Brief: Please report how many lines of the following entries hold the word "true", giving the number alone.

Interface dataset entries:
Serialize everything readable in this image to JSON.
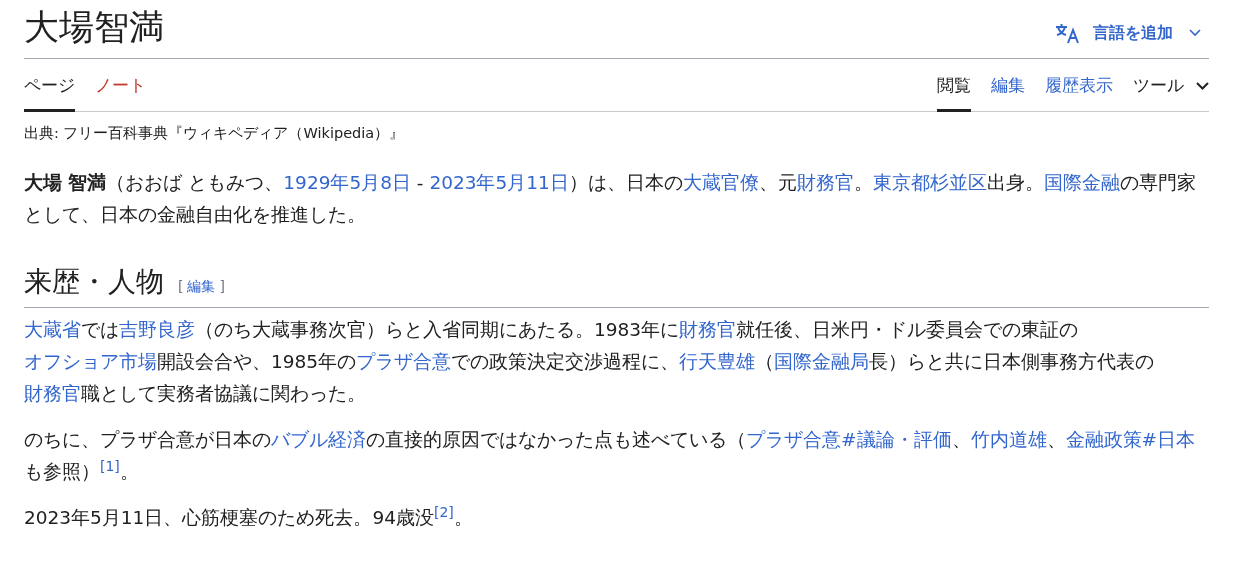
{
  "title": "大場智満",
  "language_button": {
    "label": "言語を追加"
  },
  "namespace_tabs": [
    {
      "label": "ページ",
      "selected": true,
      "exists": true
    },
    {
      "label": "ノート",
      "selected": false,
      "exists": false
    }
  ],
  "view_tabs": [
    {
      "label": "閲覧",
      "selected": true,
      "kind": "tab"
    },
    {
      "label": "編集",
      "selected": false,
      "kind": "tab"
    },
    {
      "label": "履歴表示",
      "selected": false,
      "kind": "tab"
    },
    {
      "label": "ツール",
      "selected": false,
      "kind": "menu"
    }
  ],
  "tagline": "出典: フリー百科事典『ウィキペディア（Wikipedia）』",
  "lead": [
    {
      "kind": "bold",
      "text": "大場 智満"
    },
    {
      "kind": "text",
      "text": "（おおば ともみつ、"
    },
    {
      "kind": "link",
      "text": "1929年5月8日"
    },
    {
      "kind": "text",
      "text": " - "
    },
    {
      "kind": "link",
      "text": "2023年5月11日"
    },
    {
      "kind": "text",
      "text": "）は、日本の"
    },
    {
      "kind": "link",
      "text": "大蔵官僚"
    },
    {
      "kind": "text",
      "text": "、元"
    },
    {
      "kind": "link",
      "text": "財務官"
    },
    {
      "kind": "text",
      "text": "。"
    },
    {
      "kind": "link",
      "text": "東京都杉並区"
    },
    {
      "kind": "text",
      "text": "出身。"
    },
    {
      "kind": "link",
      "text": "国際金融"
    },
    {
      "kind": "text",
      "text": "の専門家として、日本の金融自由化を推進した。"
    }
  ],
  "section": {
    "heading": "来歴・人物",
    "edit_open": "[",
    "edit_label": "編集",
    "edit_close": "]",
    "paragraphs": [
      [
        {
          "kind": "link",
          "text": "大蔵省"
        },
        {
          "kind": "text",
          "text": "では"
        },
        {
          "kind": "link",
          "text": "吉野良彦"
        },
        {
          "kind": "text",
          "text": "（のち大蔵事務次官）らと入省同期にあたる。1983年に"
        },
        {
          "kind": "link",
          "text": "財務官"
        },
        {
          "kind": "text",
          "text": "就任後、日米円・ドル委員会での東証の"
        },
        {
          "kind": "link",
          "text": "オフショア市場"
        },
        {
          "kind": "text",
          "text": "開設会合や、1985年の"
        },
        {
          "kind": "link",
          "text": "プラザ合意"
        },
        {
          "kind": "text",
          "text": "での政策決定交渉過程に、"
        },
        {
          "kind": "link",
          "text": "行天豊雄"
        },
        {
          "kind": "text",
          "text": "（"
        },
        {
          "kind": "link",
          "text": "国際金融局"
        },
        {
          "kind": "text",
          "text": "長）らと共に日本側事務方代表の"
        },
        {
          "kind": "link",
          "text": "財務官"
        },
        {
          "kind": "text",
          "text": "職として実務者協議に関わった。"
        }
      ],
      [
        {
          "kind": "text",
          "text": "のちに、プラザ合意が日本の"
        },
        {
          "kind": "link",
          "text": "バブル経済"
        },
        {
          "kind": "text",
          "text": "の直接的原因ではなかった点も述べている（"
        },
        {
          "kind": "link",
          "text": "プラザ合意#議論・評価"
        },
        {
          "kind": "text",
          "text": "、"
        },
        {
          "kind": "link",
          "text": "竹内道雄"
        },
        {
          "kind": "text",
          "text": "、"
        },
        {
          "kind": "link",
          "text": "金融政策#日本"
        },
        {
          "kind": "text",
          "text": "も参照）"
        },
        {
          "kind": "ref",
          "text": "[1]"
        },
        {
          "kind": "text",
          "text": "。"
        }
      ],
      [
        {
          "kind": "text",
          "text": "2023年5月11日、心筋梗塞のため死去。94歳没"
        },
        {
          "kind": "ref",
          "text": "[2]"
        },
        {
          "kind": "text",
          "text": "。"
        }
      ]
    ]
  }
}
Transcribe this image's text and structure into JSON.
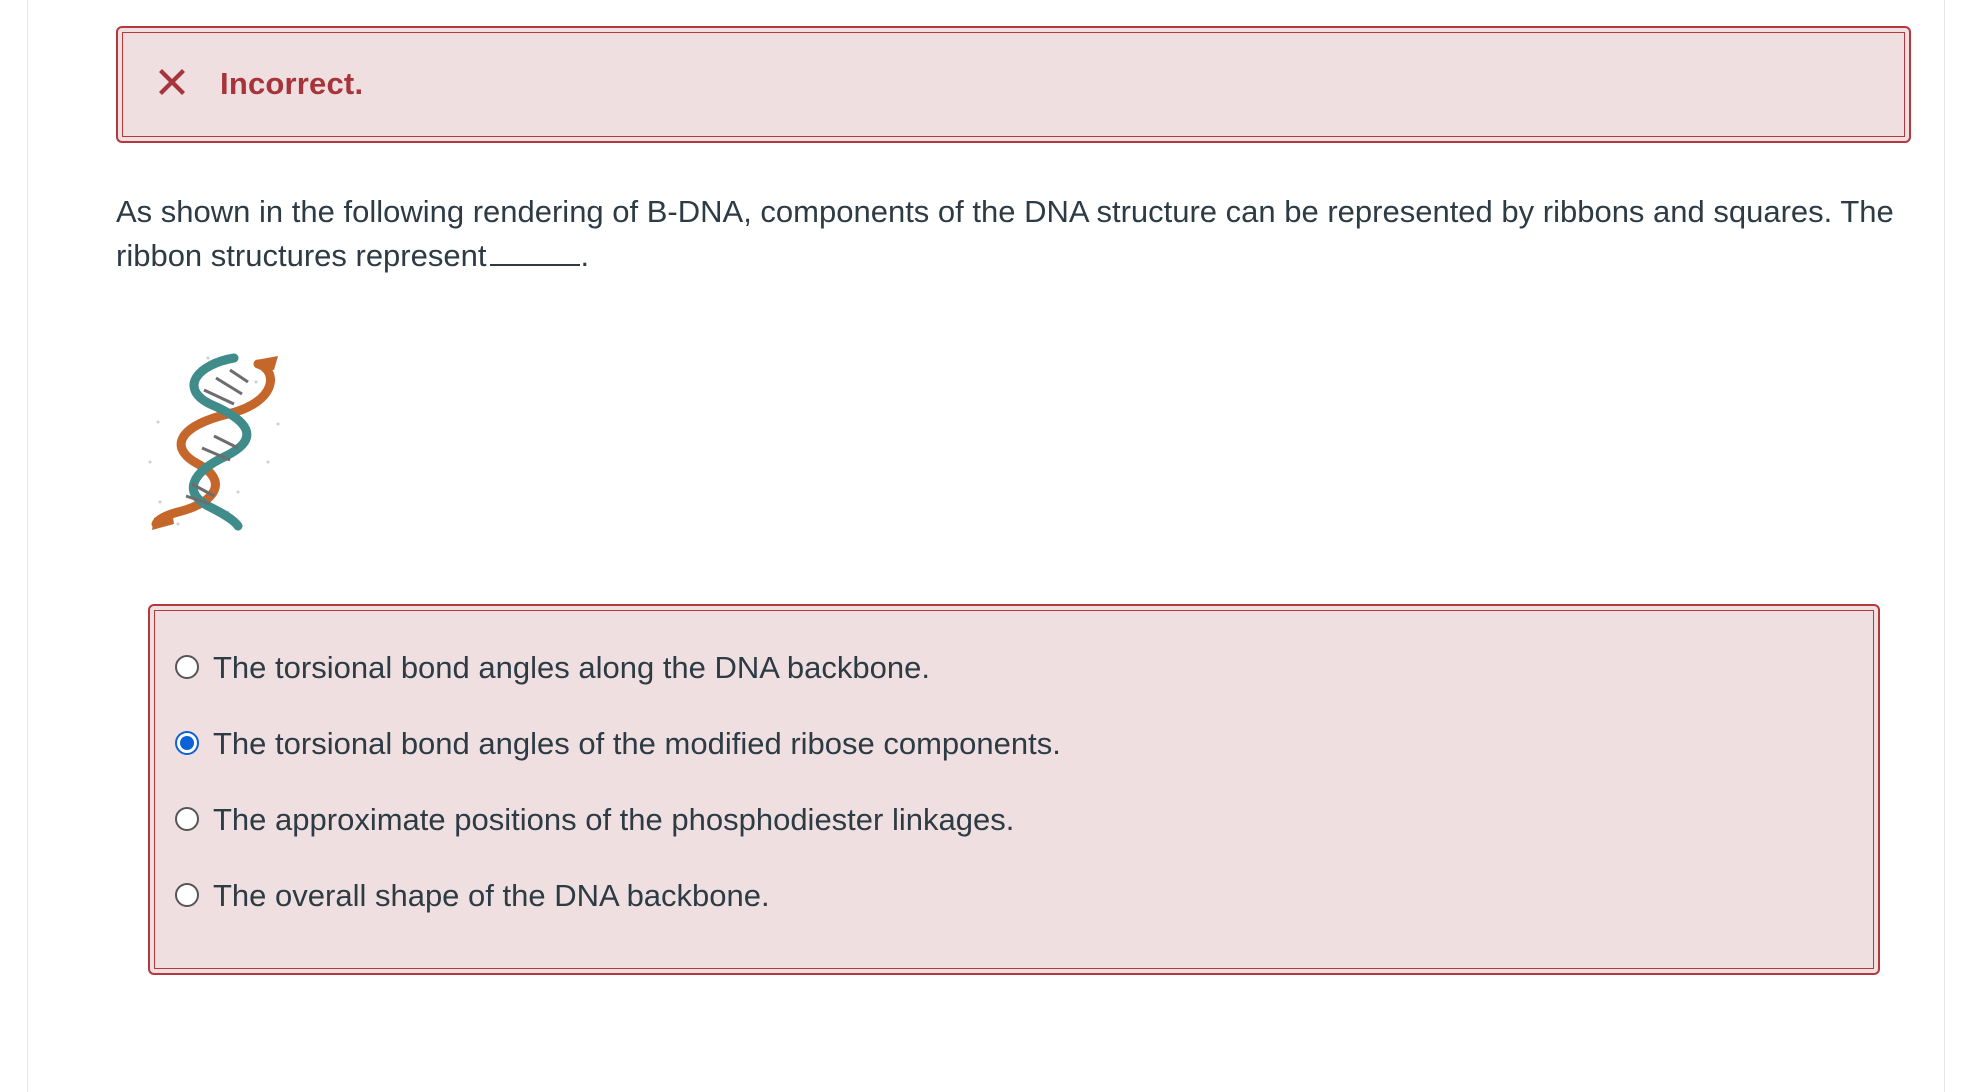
{
  "feedback": {
    "status_text": "Incorrect.",
    "icon": "close-x-icon",
    "color": "#a6343a",
    "background": "#efdfe0"
  },
  "question": {
    "text": "As shown in the following rendering of B-DNA, components of the DNA structure can be represented by ribbons and squares. The ribbon structures represent",
    "after_blank": "."
  },
  "figure": {
    "icon": "dna-double-helix-image"
  },
  "answers": [
    {
      "label": "The torsional bond angles along the DNA backbone.",
      "selected": false
    },
    {
      "label": "The torsional bond angles of the modified ribose components.",
      "selected": true
    },
    {
      "label": "The approximate positions of the phosphodiester linkages.",
      "selected": false
    },
    {
      "label": "The overall shape of the DNA backbone.",
      "selected": false
    }
  ],
  "colors": {
    "accent": "#0b62d6",
    "error_border": "#b5383d",
    "text": "#2d3b45"
  }
}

Result for this task: 4